|Snap Count||Tackles||Defensive Stats||Fumbles||Kick Ret||Punt Ret|
A blank stat line is used above whenever a player was not on the field for any plays in the game that week.
J.J. Watt: Past News Updates ( ▲ View most recent update )
RotoWire's Preseason Outlooks
No one needs Watt's IDP appeal explained to them at this point, as he's been the top IDP regardless of position going on the fifth year straight now. You'd have to go back to 2011 to find the last time he fell short of 76 tackles in a season, and he hit the 17.5-sack mark in three of the last four years, tallying 10.5 in the one "down" year. He's likely locked into the Hall of Fame and he just turned 27 years old. He's the first IDP off the board in any conceivable IDP format.

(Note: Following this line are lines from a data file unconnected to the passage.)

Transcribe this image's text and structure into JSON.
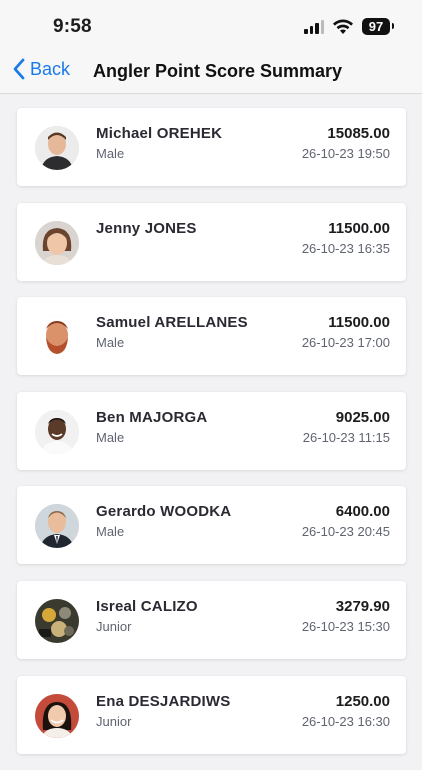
{
  "status_bar": {
    "time": "9:58",
    "battery": "97",
    "icons": [
      "cellular-signal-icon",
      "wifi-icon",
      "battery-icon"
    ]
  },
  "nav": {
    "back_label": "Back",
    "title": "Angler Point Score Summary"
  },
  "colors": {
    "accent": "#1a7ae8",
    "background": "#f2f2f4",
    "card": "#ffffff"
  },
  "entries": [
    {
      "name": "Michael OREHEK",
      "category": "Male",
      "score": "15085.00",
      "datetime": "26-10-23 19:50",
      "avatar": "avatar-photo"
    },
    {
      "name": "Jenny JONES",
      "category": "",
      "score": "11500.00",
      "datetime": "26-10-23 16:35",
      "avatar": "avatar-photo"
    },
    {
      "name": "Samuel ARELLANES",
      "category": "Male",
      "score": "11500.00",
      "datetime": "26-10-23 17:00",
      "avatar": "avatar-photo"
    },
    {
      "name": "Ben MAJORGA",
      "category": "Male",
      "score": "9025.00",
      "datetime": "26-10-23 11:15",
      "avatar": "avatar-photo"
    },
    {
      "name": "Gerardo WOODKA",
      "category": "Male",
      "score": "6400.00",
      "datetime": "26-10-23 20:45",
      "avatar": "avatar-photo"
    },
    {
      "name": "Isreal CALIZO",
      "category": "Junior",
      "score": "3279.90",
      "datetime": "26-10-23 15:30",
      "avatar": "avatar-photo"
    },
    {
      "name": "Ena DESJARDIWS",
      "category": "Junior",
      "score": "1250.00",
      "datetime": "26-10-23 16:30",
      "avatar": "avatar-photo"
    }
  ]
}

Watt has easily been the league's best defensive lineman the last three years, averaging 80 tackles while totaling 51.5 sacks, including his second 20.5-sack season last year. Watt took his IDP value to even greater heights last season by catching three touchdown passes as a goal-line tight end to go with his two defensive scores. At 6-5, 289, Watt is unstoppable even with double- and triple-teams as he totaled 60 quarterback knockdowns last year, 30.5 more than the second-ranked D-Lineman. He has not missed a game in his four seasons and still dominates when playing injured. Still just 26, Watt is the favorite for an unprecedented third NFL Defensive Player of the Year award in four years.

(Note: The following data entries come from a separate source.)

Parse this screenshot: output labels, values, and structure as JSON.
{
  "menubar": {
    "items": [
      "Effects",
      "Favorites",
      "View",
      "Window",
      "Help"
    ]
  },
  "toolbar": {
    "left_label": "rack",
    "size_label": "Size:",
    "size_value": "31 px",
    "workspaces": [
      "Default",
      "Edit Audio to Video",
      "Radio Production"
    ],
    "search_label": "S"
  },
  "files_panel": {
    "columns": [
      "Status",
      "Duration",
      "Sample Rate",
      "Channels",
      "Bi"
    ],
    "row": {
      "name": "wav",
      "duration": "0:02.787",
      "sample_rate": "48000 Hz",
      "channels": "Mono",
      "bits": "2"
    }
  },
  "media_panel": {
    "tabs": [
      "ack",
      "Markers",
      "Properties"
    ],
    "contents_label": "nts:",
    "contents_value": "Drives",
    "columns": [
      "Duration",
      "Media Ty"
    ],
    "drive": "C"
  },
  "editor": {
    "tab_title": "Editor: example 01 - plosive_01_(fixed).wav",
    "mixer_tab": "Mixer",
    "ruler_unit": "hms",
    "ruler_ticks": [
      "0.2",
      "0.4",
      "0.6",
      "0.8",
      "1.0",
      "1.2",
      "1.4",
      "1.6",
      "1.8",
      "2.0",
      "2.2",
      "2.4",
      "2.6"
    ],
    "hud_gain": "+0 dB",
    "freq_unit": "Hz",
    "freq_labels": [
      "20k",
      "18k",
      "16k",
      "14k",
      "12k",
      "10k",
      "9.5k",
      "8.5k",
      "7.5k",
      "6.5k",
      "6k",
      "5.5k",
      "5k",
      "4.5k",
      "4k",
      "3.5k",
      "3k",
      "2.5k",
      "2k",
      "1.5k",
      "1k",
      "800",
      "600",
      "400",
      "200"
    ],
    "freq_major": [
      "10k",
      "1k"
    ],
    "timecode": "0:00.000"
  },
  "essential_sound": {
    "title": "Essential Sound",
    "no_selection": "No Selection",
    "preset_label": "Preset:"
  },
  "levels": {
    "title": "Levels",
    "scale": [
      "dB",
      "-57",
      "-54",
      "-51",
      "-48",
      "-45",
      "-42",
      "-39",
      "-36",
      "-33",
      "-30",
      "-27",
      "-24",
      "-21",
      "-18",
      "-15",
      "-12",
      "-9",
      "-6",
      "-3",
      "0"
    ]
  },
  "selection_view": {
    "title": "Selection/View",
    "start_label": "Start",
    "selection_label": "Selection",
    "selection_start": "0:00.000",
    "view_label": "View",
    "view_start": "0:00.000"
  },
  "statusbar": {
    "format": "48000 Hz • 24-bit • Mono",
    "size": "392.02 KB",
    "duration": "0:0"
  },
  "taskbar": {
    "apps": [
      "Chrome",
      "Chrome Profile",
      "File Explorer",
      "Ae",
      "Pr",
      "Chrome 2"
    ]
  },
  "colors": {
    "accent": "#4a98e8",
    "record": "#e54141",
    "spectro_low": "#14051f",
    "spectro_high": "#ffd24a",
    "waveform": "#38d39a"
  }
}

Watt is likely the top IDP at any position. It's difficult to recall the last time a defender was as uniquely dominant as Watt, a 6-5, 289-pound beast that looks like a defensive tackle but moves like a player 50 pounds lighter. Only 25 years old, Watt accumulated 161 tackles and 31 sacks over the last two years. He might be the best pass-rushing threat in the league, yet he provides linebacker-like tackle totals at the same time. He's yet to miss a game in his three-year career, showing good durability, as well as the ability to produce at a high level even when hurt, like when he played through a dislocated elbow in his 20.5-sack 2012 season. Although he'll likely always be the target of double- and triple-teams, Watt could improve on his 2013 sack total of 10.5 this year thanks to the arrival of Jadeveon Clowney, who the Texans drafted No. 1 overall this year. Clowney should be a menace on the opposite side of Watt, leaving quarterbacks with fewer escape routes once Watt closes in for the sack. Even if he suffers a down-year, Watt's floor seems to be in the 75-tackle, 10-sack range, which would still probably make him the top IDP among defensive linemen.

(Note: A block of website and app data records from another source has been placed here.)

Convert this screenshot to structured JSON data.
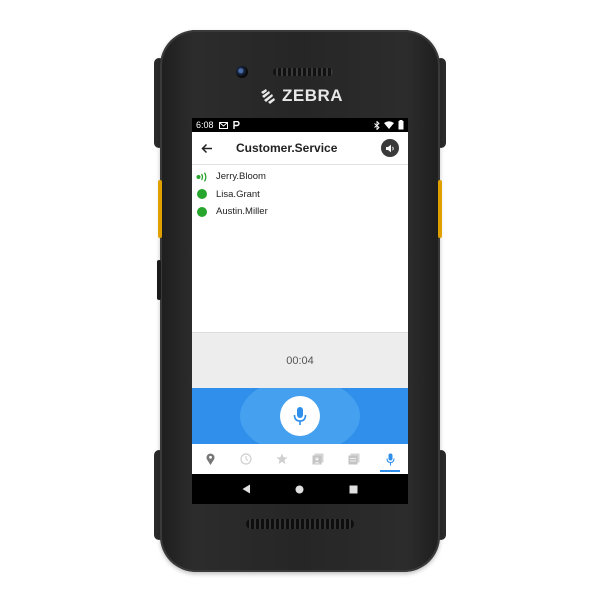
{
  "device": {
    "brand": "ZEBRA"
  },
  "statusbar": {
    "time": "6:08"
  },
  "appbar": {
    "title": "Customer.Service"
  },
  "members": [
    {
      "name": "Jerry.Bloom",
      "state": "talking"
    },
    {
      "name": "Lisa.Grant",
      "state": "online"
    },
    {
      "name": "Austin.Miller",
      "state": "online"
    }
  ],
  "timer": {
    "value": "00:04"
  },
  "tabs": [
    {
      "icon": "location-pin-icon",
      "active": false
    },
    {
      "icon": "history-clock-icon",
      "active": false
    },
    {
      "icon": "star-icon",
      "active": false
    },
    {
      "icon": "contacts-icon",
      "active": false
    },
    {
      "icon": "groups-icon",
      "active": false
    },
    {
      "icon": "microphone-icon",
      "active": true
    }
  ],
  "colors": {
    "accent": "#2f8fea",
    "online": "#27a52d",
    "talking": "#27a52d"
  }
}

Watt was nothing less than incredible in 2012, finishing with 20.5 sacks and a linebacker-like 81 tackles despite playing in a 3-4 alignment. Both figures are unprecedented. It's only reasonable to expect some regression, though, because the 2012 season could easily turn out to be Watt's career year. Plus, Watt's outrageous 2012 season sent the rest of the AFC South into a panic, resulting in the Jaguars (second overall pick Luke Joeckel), Titans (free agent Andy Levitre, 10th overall pick Chance Warmack) and Colts (free agent Gosder Cherilus, third-round pick Hugh Thornton) making huge investments in their offensive lines. Between the inherent probability of a regression to the mean, increased attention in game plans and the increased talent of his opponents, it would be best to expect something like 70 tackles and 15 sacks rather than another 80-tackle, 20-sack bonanza.
Watt did more than well enough during the regular season of his rookie year, serving as one of the top contributors in one of the league's best defenses while totaling 56 tackles (48 solo) and 5.5 sacks as a 16-game starter. He really came alive in the playoffs, though, posting 14 tackles (11 solo) and 3.5 sacks while returning an interception for a touchdown in two games. That sort of outburst indicates Watt might have the potential to be the exceedingly rare 3-4 end who can push for double-digit sacks.
Taken with the 11th overall pick in April's NFL Draft, Watt likely will start from Day 1 for Houston this season. He had 20.5 tackles for loss last year for Wisconsin and ranked third on the team in tackles with 61 in 13 games. Watt also has ridiculous jumping ability for a player his size, so expect him to knock down passes in the NFL after batting down seven last year.